I am totally enthralled with the whole growing in the signs and by the moon mythology. Like so many myths, there has to be some truth in them but mostly just like folklore, they are fun to hear and to pass around.
I wrote on an earlier blog about how here in Floyd County the old timers plant peas on Valentines Day and how that was confusing to me since planting by the moon puts Valentines Day in the “blow ground veggie” category. I asked some of my farmer/gardener friends here in Floyd County about the discrepancy and my favorite reply came from Bev May whose family has been on Wilson Creek in Floyd County for generations (she is organically gardening on her grandmother’s garden plot). She said that her grandfather, Zigfrog May, used to say that he didn’t live on the moon, he lived on the earth so he didn’t care what the moon was doing. Bev said his best advice with peas is plant early and plant often. Sound pretty solid to me although I wonder if it wasn’t a bit too early. Here is a picture of my pea patch at the monastery this past Monday.
I am excited to be working in the soil after so many months of planning and meetings. I spent three days of the last seven in all day meetings and I am about meetinged out. They were all very information filled opportunities and I even won a door prize at the Letcher County Extension Service’s Fruit and Vegetable Seminar—a beautiful jacket.

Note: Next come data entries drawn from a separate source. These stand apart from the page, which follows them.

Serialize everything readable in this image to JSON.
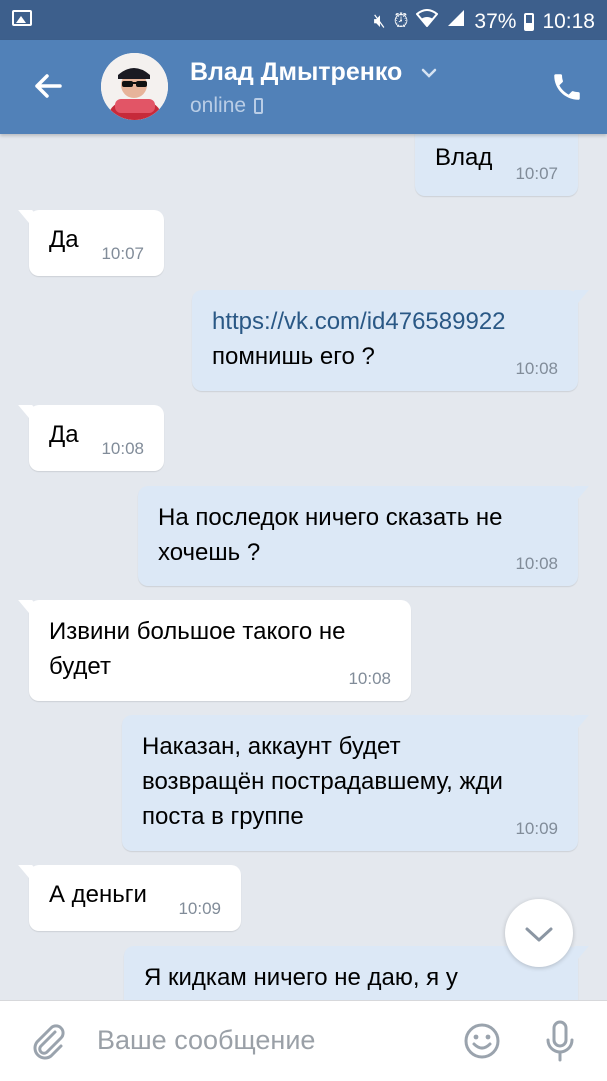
{
  "status_bar": {
    "battery": "37%",
    "time": "10:18"
  },
  "header": {
    "name": "Влад Дмытренко",
    "status": "online"
  },
  "messages": [
    {
      "dir": "out",
      "lines": [
        "Влад"
      ],
      "time": "10:07"
    },
    {
      "dir": "in",
      "lines": [
        "Да"
      ],
      "time": "10:07"
    },
    {
      "dir": "out",
      "link": "https://vk.com/id476589922",
      "lines": [
        "помнишь его ?"
      ],
      "time": "10:08"
    },
    {
      "dir": "in",
      "lines": [
        "Да"
      ],
      "time": "10:08"
    },
    {
      "dir": "out",
      "lines": [
        "На последок ничего сказать не",
        "хочешь ?"
      ],
      "time": "10:08"
    },
    {
      "dir": "in",
      "lines": [
        "Извини большое такого не",
        "будет"
      ],
      "time": "10:08"
    },
    {
      "dir": "out",
      "lines": [
        "Наказан, аккаунт будет",
        "возвращён пострадавшему, жди",
        "поста в группе"
      ],
      "time": "10:09"
    },
    {
      "dir": "in",
      "lines": [
        "А деньги"
      ],
      "time": "10:09"
    },
    {
      "dir": "out",
      "lines": [
        "Я кидкам ничего не даю, я у"
      ],
      "time": ""
    }
  ],
  "composer": {
    "placeholder": "Ваше сообщение"
  },
  "icons": [
    "gallery-icon",
    "mute-icon",
    "alarm-icon",
    "wifi-icon",
    "signal-icon",
    "battery-icon",
    "back-arrow-icon",
    "chevron-down-icon",
    "phone-icon",
    "attach-icon",
    "emoji-icon",
    "mic-icon"
  ]
}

I attended the Fruit and Vegetable Seminar with one of our Grow Appalachia growers, Crystal Shepherd and met one of our partner greenhouse owners, Todd Howard, there. We were all very pleased with the presentations and wide range of information covered by the UK Ag agents. Crystal, Todd and I all felt like it was a great use of our time.
Speaking of time, I need to get this posted and head out to the David School, a local alternative high school and Grow Appalachia participant where we are building a compost bin today as part of their school gardening program. And then I think I’ll go plant some more peas in honor of Zigfrog. Happy planting.